**Activity**:
Search term "Desktop": copy each line of the data containing it.

━━━━━ Given data ━━━━━

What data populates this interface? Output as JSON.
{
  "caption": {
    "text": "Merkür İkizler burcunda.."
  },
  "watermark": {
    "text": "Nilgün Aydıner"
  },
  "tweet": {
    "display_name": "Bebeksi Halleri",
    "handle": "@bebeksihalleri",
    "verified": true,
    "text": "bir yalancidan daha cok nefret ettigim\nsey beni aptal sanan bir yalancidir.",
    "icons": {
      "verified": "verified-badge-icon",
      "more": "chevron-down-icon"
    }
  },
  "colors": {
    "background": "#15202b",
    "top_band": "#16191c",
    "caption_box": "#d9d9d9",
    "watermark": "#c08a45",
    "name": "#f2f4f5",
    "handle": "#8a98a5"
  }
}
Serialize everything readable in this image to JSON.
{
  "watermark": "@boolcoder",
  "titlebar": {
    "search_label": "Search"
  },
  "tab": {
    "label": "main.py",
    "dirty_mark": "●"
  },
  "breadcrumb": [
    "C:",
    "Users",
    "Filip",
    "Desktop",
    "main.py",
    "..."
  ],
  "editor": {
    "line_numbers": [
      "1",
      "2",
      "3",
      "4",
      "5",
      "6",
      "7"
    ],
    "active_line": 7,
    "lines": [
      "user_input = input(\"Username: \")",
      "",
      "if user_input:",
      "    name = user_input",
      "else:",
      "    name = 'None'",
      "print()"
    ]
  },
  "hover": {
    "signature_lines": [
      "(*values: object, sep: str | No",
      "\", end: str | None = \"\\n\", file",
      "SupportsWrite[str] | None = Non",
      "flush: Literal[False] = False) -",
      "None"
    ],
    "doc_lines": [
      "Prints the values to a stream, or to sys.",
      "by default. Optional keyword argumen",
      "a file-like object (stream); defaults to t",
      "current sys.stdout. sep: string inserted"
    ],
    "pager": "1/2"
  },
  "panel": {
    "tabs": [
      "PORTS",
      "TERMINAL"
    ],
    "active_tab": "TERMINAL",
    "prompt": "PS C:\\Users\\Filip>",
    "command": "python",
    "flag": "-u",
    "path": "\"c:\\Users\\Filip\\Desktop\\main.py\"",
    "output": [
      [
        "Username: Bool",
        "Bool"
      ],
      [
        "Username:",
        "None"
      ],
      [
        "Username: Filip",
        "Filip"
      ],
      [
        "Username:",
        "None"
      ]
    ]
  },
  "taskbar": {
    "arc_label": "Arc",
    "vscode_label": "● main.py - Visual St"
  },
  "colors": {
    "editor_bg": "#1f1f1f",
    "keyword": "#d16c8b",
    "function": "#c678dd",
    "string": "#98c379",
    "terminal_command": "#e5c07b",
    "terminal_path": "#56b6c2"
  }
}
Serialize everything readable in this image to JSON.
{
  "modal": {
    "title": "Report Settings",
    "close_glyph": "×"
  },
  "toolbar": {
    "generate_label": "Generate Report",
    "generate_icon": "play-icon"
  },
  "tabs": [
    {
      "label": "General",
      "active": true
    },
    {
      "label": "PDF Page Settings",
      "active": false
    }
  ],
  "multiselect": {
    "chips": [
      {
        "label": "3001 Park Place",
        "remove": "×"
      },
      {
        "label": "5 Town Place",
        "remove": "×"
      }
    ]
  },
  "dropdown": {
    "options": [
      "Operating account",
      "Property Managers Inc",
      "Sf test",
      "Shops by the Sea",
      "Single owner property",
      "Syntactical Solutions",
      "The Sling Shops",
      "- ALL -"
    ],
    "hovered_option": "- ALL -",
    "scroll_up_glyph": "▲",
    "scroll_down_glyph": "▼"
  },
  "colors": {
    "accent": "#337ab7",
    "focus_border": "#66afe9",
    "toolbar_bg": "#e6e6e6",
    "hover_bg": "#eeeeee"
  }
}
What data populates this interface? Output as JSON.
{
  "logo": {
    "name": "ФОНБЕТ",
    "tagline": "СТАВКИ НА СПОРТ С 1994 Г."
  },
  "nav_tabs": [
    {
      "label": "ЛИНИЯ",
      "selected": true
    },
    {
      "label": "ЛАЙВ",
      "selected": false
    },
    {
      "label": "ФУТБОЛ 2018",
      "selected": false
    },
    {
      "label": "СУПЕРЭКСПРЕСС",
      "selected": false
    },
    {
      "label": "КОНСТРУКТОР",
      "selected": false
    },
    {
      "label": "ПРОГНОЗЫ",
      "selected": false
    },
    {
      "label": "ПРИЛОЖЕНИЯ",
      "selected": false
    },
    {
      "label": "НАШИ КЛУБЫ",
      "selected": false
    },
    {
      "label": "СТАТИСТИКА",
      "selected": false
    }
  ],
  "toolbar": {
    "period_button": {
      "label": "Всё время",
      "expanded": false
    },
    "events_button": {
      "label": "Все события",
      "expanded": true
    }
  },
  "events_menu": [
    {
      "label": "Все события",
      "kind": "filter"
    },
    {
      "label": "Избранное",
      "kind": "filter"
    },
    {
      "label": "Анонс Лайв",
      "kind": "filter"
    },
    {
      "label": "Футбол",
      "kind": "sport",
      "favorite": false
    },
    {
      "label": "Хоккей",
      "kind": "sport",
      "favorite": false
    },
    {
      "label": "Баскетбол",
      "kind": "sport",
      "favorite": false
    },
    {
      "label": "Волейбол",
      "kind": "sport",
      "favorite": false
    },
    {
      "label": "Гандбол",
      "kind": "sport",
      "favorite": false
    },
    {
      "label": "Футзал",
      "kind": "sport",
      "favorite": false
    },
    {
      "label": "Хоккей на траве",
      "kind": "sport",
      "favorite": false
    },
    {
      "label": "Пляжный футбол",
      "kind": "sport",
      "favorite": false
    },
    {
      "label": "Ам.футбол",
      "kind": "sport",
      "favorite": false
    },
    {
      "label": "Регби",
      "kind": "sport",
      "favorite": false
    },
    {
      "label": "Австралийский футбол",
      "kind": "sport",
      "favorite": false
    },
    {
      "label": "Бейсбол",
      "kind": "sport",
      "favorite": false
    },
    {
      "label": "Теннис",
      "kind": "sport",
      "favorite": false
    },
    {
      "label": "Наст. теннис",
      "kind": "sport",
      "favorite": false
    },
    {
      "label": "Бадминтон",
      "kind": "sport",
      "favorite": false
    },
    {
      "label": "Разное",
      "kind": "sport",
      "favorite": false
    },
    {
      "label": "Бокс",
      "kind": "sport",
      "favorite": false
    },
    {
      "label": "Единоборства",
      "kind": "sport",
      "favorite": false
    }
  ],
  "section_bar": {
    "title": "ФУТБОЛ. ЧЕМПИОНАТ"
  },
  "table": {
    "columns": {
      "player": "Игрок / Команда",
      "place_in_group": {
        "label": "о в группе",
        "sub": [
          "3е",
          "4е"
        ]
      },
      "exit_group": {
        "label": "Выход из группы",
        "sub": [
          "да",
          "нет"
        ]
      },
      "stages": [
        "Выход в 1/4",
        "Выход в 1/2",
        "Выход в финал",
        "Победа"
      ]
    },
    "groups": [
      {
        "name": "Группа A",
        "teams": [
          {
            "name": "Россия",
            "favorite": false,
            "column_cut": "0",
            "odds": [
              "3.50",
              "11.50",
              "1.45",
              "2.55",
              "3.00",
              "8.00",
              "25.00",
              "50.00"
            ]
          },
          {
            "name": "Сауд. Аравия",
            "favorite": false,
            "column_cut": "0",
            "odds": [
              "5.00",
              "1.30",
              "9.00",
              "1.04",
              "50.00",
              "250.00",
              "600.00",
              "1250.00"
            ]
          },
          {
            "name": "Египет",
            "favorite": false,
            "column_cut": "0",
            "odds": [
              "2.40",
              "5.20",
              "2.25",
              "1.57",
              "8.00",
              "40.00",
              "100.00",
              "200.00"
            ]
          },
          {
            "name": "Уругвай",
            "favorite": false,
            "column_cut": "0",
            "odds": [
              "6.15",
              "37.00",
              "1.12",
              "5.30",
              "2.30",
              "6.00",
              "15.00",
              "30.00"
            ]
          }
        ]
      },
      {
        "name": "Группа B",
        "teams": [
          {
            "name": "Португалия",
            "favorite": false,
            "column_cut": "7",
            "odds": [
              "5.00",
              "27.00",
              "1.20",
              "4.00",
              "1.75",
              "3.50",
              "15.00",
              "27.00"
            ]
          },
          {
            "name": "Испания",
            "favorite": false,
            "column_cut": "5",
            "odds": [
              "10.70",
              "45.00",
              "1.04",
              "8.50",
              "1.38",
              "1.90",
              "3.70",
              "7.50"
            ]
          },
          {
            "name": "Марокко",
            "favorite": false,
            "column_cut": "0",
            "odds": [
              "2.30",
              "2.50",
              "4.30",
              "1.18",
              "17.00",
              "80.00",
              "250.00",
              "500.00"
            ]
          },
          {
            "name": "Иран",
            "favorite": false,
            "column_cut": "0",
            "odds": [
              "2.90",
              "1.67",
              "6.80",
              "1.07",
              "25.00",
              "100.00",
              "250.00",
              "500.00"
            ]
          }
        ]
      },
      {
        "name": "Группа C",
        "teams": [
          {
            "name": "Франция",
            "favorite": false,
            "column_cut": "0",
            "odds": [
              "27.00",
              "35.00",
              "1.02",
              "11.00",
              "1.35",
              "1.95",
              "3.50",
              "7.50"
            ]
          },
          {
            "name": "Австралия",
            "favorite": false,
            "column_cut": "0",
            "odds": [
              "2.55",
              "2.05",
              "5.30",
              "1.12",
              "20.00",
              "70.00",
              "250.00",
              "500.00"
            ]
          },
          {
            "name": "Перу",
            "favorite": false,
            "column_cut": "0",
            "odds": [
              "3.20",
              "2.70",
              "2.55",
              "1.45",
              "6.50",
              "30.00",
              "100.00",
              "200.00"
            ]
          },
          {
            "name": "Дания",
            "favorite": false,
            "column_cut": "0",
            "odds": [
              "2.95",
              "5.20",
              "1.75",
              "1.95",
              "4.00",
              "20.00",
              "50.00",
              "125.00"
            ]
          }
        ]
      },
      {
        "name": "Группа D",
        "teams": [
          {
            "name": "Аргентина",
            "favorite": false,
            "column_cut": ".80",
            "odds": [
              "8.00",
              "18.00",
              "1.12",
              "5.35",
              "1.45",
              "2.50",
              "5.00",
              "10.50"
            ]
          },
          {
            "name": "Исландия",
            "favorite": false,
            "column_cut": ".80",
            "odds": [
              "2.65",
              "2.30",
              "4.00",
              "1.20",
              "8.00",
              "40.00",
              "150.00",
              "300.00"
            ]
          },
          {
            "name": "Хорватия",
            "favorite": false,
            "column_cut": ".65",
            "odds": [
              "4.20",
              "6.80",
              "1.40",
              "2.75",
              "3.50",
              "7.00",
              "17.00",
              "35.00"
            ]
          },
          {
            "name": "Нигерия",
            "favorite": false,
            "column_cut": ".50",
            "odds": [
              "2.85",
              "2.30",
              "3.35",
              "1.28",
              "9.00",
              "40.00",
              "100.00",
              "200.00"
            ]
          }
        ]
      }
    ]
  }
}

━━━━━

**Worked solution**:
    "Desktop",
    "path": "\"c:\\Users\\Filip\\Desktop\\main.py\"",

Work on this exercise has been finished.